• _Problem details_
From the data that follows, report the number of lines including "Mocha", and only that number.

• _Data for this task_
····················

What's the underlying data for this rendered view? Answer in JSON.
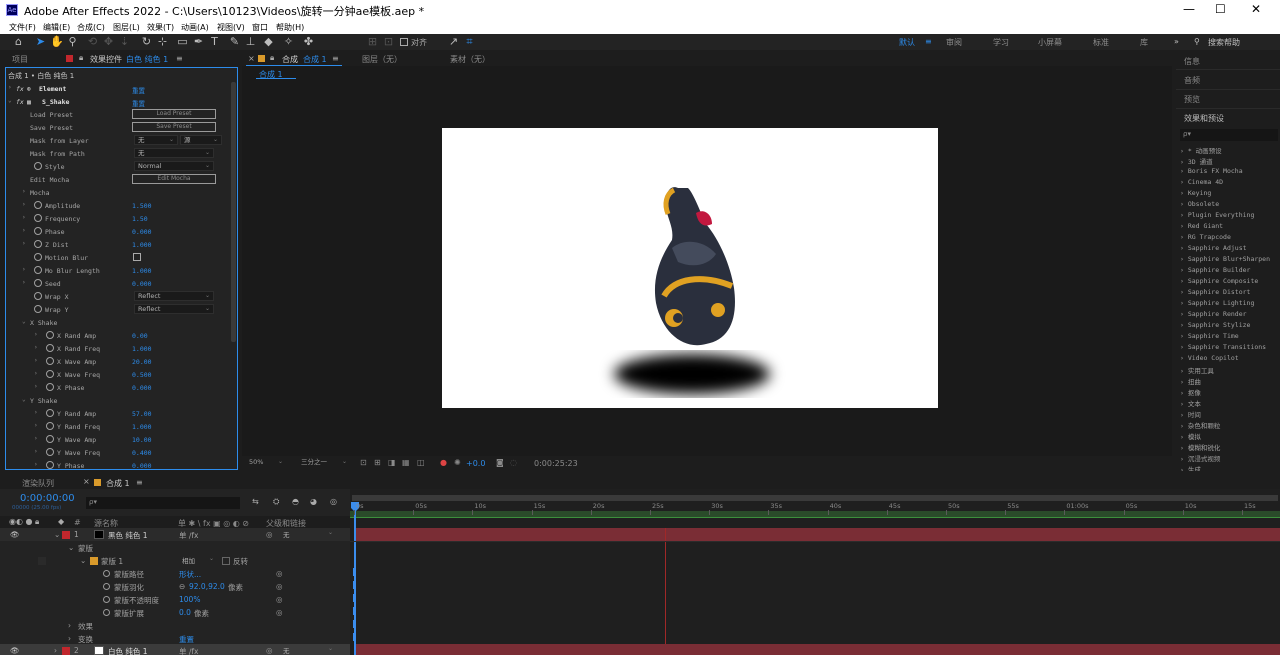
{
  "app": {
    "title": "Adobe After Effects 2022 - C:\\Users\\10123\\Videos\\旋转一分钟ae模板.aep *",
    "icon_text": "Ae",
    "window_controls": [
      "—",
      "☐",
      "✕"
    ]
  },
  "menu": [
    "文件(F)",
    "编辑(E)",
    "合成(C)",
    "图层(L)",
    "效果(T)",
    "动画(A)",
    "视图(V)",
    "窗口",
    "帮助(H)"
  ],
  "toolbar": {
    "snap_label": "对齐",
    "workspaces": [
      "默认",
      "审阅",
      "学习",
      "小屏幕",
      "标准",
      "库"
    ],
    "search_label": "搜索帮助",
    "more": "»"
  },
  "left_panel": {
    "tab_project": "项目",
    "tab_effects": "效果控件",
    "tab_effects_target": "白色 纯色 1",
    "breadcrumb": "合成 1 • 白色 纯色 1",
    "fx_element": "Element",
    "fx_sshake": "S_Shake",
    "reset": "重置",
    "load_preset_lbl": "Load Preset",
    "load_preset_btn": "Load Preset",
    "save_preset_lbl": "Save Preset",
    "save_preset_btn": "Save Preset",
    "mask_layer_lbl": "Mask from Layer",
    "mask_layer_val": "无",
    "mask_layer_val2": "源",
    "mask_path_lbl": "Mask from Path",
    "mask_path_val": "无",
    "style_lbl": "Style",
    "style_val": "Normal",
    "edit_mocha_lbl": "Edit Mocha",
    "edit_mocha_btn": "Edit Mocha",
    "mocha": "Mocha",
    "amplitude_lbl": "Amplitude",
    "amplitude": "1.500",
    "frequency_lbl": "Frequency",
    "frequency": "1.50",
    "phase_lbl": "Phase",
    "phase": "0.000",
    "zdist_lbl": "Z Dist",
    "zdist": "1.000",
    "motion_blur_lbl": "Motion Blur",
    "mo_blur_len_lbl": "Mo Blur Length",
    "mo_blur_len": "1.000",
    "seed_lbl": "Seed",
    "seed": "0.000",
    "wrapx_lbl": "Wrap X",
    "wrapx": "Reflect",
    "wrapy_lbl": "Wrap Y",
    "wrapy": "Reflect",
    "xshake": "X Shake",
    "x_rand_amp_lbl": "X Rand Amp",
    "x_rand_amp": "0.00",
    "x_rand_freq_lbl": "X Rand Freq",
    "x_rand_freq": "1.000",
    "x_wave_amp_lbl": "X Wave Amp",
    "x_wave_amp": "20.00",
    "x_wave_freq_lbl": "X Wave Freq",
    "x_wave_freq": "0.500",
    "x_phase_lbl": "X Phase",
    "x_phase": "0.000",
    "yshake": "Y Shake",
    "y_rand_amp_lbl": "Y Rand Amp",
    "y_rand_amp": "57.00",
    "y_rand_freq_lbl": "Y Rand Freq",
    "y_rand_freq": "1.000",
    "y_wave_amp_lbl": "Y Wave Amp",
    "y_wave_amp": "10.00",
    "y_wave_freq_lbl": "Y Wave Freq",
    "y_wave_freq": "0.400",
    "y_phase_lbl": "Y Phase",
    "y_phase": "0.000"
  },
  "viewer": {
    "tab_comp_prefix": "合成",
    "tab_comp_name": "合成 1",
    "tab_layer": "图层（无）",
    "tab_footage": "素材（无）",
    "comp_crumb": "合成 1",
    "zoom": "50%",
    "resolution": "三分之一",
    "exposure": "+0.0",
    "timecode": "0:00:25:23"
  },
  "right_panel": {
    "info": "信息",
    "audio": "音频",
    "preview": "预览",
    "effects_presets": "效果和预设",
    "search_hint": "ρ▾",
    "categories": [
      "* 动画预设",
      "3D 通道",
      "Boris FX Mocha",
      "Cinema 4D",
      "Keying",
      "Obsolete",
      "Plugin Everything",
      "Red Giant",
      "RG Trapcode",
      "Sapphire Adjust",
      "Sapphire Blur+Sharpen",
      "Sapphire Builder",
      "Sapphire Composite",
      "Sapphire Distort",
      "Sapphire Lighting",
      "Sapphire Render",
      "Sapphire Stylize",
      "Sapphire Time",
      "Sapphire Transitions",
      "Video Copilot",
      "实用工具",
      "扭曲",
      "抠像",
      "文本",
      "时间",
      "杂色和颗粒",
      "模拟",
      "模糊和锐化",
      "沉浸式视频",
      "生成"
    ]
  },
  "timeline": {
    "tab_render": "渲染队列",
    "tab_comp": "合成 1",
    "current_time": "0:00:00:00",
    "fps_info": "00000 (25.00 fps)",
    "search_hint": "ρ▾",
    "col_num": "#",
    "col_source": "源名称",
    "col_switches": "单 ✱ \\ fx ▣ ◎ ◐ ⊘",
    "col_parent": "父级和链接",
    "layer1_num": "1",
    "layer1_name": "黑色 纯色 1",
    "layer1_parent": "无",
    "masks_lbl": "蒙版",
    "mask1_lbl": "蒙版 1",
    "mask_mode": "相加",
    "mask_invert": "反转",
    "mask_path_lbl": "蒙版路径",
    "mask_path_val": "形状...",
    "mask_feather_lbl": "蒙版羽化",
    "mask_feather_val": "92.0,92.0",
    "mask_feather_unit": "像素",
    "mask_opacity_lbl": "蒙版不透明度",
    "mask_opacity_val": "100%",
    "mask_expansion_lbl": "蒙版扩展",
    "mask_expansion_val": "0.0",
    "mask_expansion_unit": "像素",
    "effects_lbl": "效果",
    "transform_lbl": "变换",
    "transform_reset": "重置",
    "layer2_num": "2",
    "layer2_name": "白色 纯色 1",
    "layer2_parent": "无",
    "ruler": [
      "0s",
      "05s",
      "10s",
      "15s",
      "20s",
      "25s",
      "30s",
      "35s",
      "40s",
      "45s",
      "50s",
      "55s",
      "01:00s",
      "05s",
      "10s",
      "15s"
    ]
  },
  "colors": {
    "accent_blue": "#2d8ceb",
    "layer_red": "#7a2d35",
    "label_red": "#c1272d",
    "panel_bg": "#232323",
    "app_bg": "#1d1d1d"
  }
}
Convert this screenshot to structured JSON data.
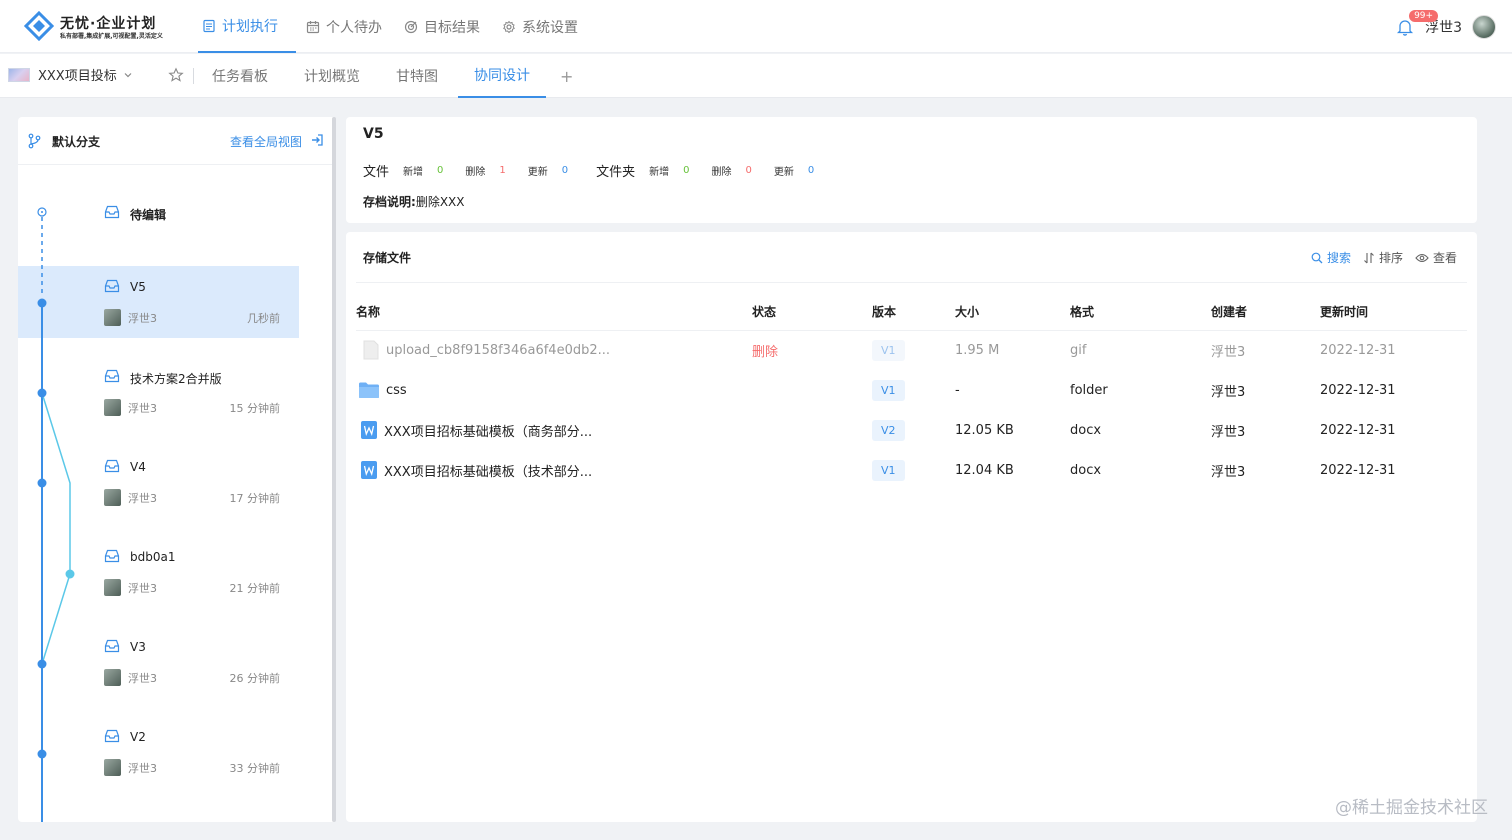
{
  "header": {
    "logo_title": "无忧·企业计划",
    "logo_subtitle": "私有部署,集成扩展,可视配置,灵活定义",
    "nav": [
      {
        "label": "计划执行",
        "icon": "calendar-list-icon",
        "active": true
      },
      {
        "label": "个人待办",
        "icon": "calendar-icon",
        "active": false
      },
      {
        "label": "目标结果",
        "icon": "target-icon",
        "active": false
      },
      {
        "label": "系统设置",
        "icon": "gear-icon",
        "active": false
      }
    ],
    "notification_badge": "99+",
    "username": "浮世3"
  },
  "subbar": {
    "project_name": "XXX项目投标",
    "tabs": [
      {
        "label": "任务看板",
        "active": false
      },
      {
        "label": "计划概览",
        "active": false
      },
      {
        "label": "甘特图",
        "active": false
      },
      {
        "label": "协同设计",
        "active": true
      }
    ],
    "add_tab": "+"
  },
  "branch_panel": {
    "branch_label": "默认分支",
    "global_view_link": "查看全局视图",
    "items": [
      {
        "title": "待编辑",
        "author": "",
        "time": "",
        "selected": false
      },
      {
        "title": "V5",
        "author": "浮世3",
        "time": "几秒前",
        "selected": true
      },
      {
        "title": "技术方案2合并版",
        "author": "浮世3",
        "time": "15 分钟前",
        "selected": false
      },
      {
        "title": "V4",
        "author": "浮世3",
        "time": "17 分钟前",
        "selected": false
      },
      {
        "title": "bdb0a1",
        "author": "浮世3",
        "time": "21 分钟前",
        "selected": false
      },
      {
        "title": "V3",
        "author": "浮世3",
        "time": "26 分钟前",
        "selected": false
      },
      {
        "title": "V2",
        "author": "浮世3",
        "time": "33 分钟前",
        "selected": false
      }
    ]
  },
  "version_detail": {
    "title": "V5",
    "file_label": "文件",
    "folder_label": "文件夹",
    "added_label": "新增",
    "deleted_label": "删除",
    "updated_label": "更新",
    "file_added": "0",
    "file_deleted": "1",
    "file_updated": "0",
    "folder_added": "0",
    "folder_deleted": "0",
    "folder_updated": "0",
    "note_label": "存档说明:",
    "note_value": "删除XXX"
  },
  "files": {
    "title": "存储文件",
    "actions": {
      "search": "搜索",
      "sort": "排序",
      "view": "查看"
    },
    "columns": [
      "名称",
      "状态",
      "版本",
      "大小",
      "格式",
      "创建者",
      "更新时间"
    ],
    "rows": [
      {
        "name": "upload_cb8f9158f346a6f4e0db2...",
        "status": "删除",
        "version": "V1",
        "size": "1.95 M",
        "format": "gif",
        "creator": "浮世3",
        "updated": "2022-12-31",
        "icon": "generic-file-icon"
      },
      {
        "name": "css",
        "status": "",
        "version": "V1",
        "size": "-",
        "format": "folder",
        "creator": "浮世3",
        "updated": "2022-12-31",
        "icon": "folder-icon"
      },
      {
        "name": "XXX项目招标基础模板（商务部分...",
        "status": "",
        "version": "V2",
        "size": "12.05 KB",
        "format": "docx",
        "creator": "浮世3",
        "updated": "2022-12-31",
        "icon": "word-doc-icon"
      },
      {
        "name": "XXX项目招标基础模板（技术部分...",
        "status": "",
        "version": "V1",
        "size": "12.04 KB",
        "format": "docx",
        "creator": "浮世3",
        "updated": "2022-12-31",
        "icon": "word-doc-icon"
      }
    ]
  },
  "watermark": "@稀土掘金技术社区",
  "colors": {
    "accent": "#3a8ee6",
    "danger": "#f56c6c",
    "success": "#67c23a",
    "timeline": "#5bc8e8",
    "selected_bg": "#dbeafc"
  }
}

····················

• _Your solution_
4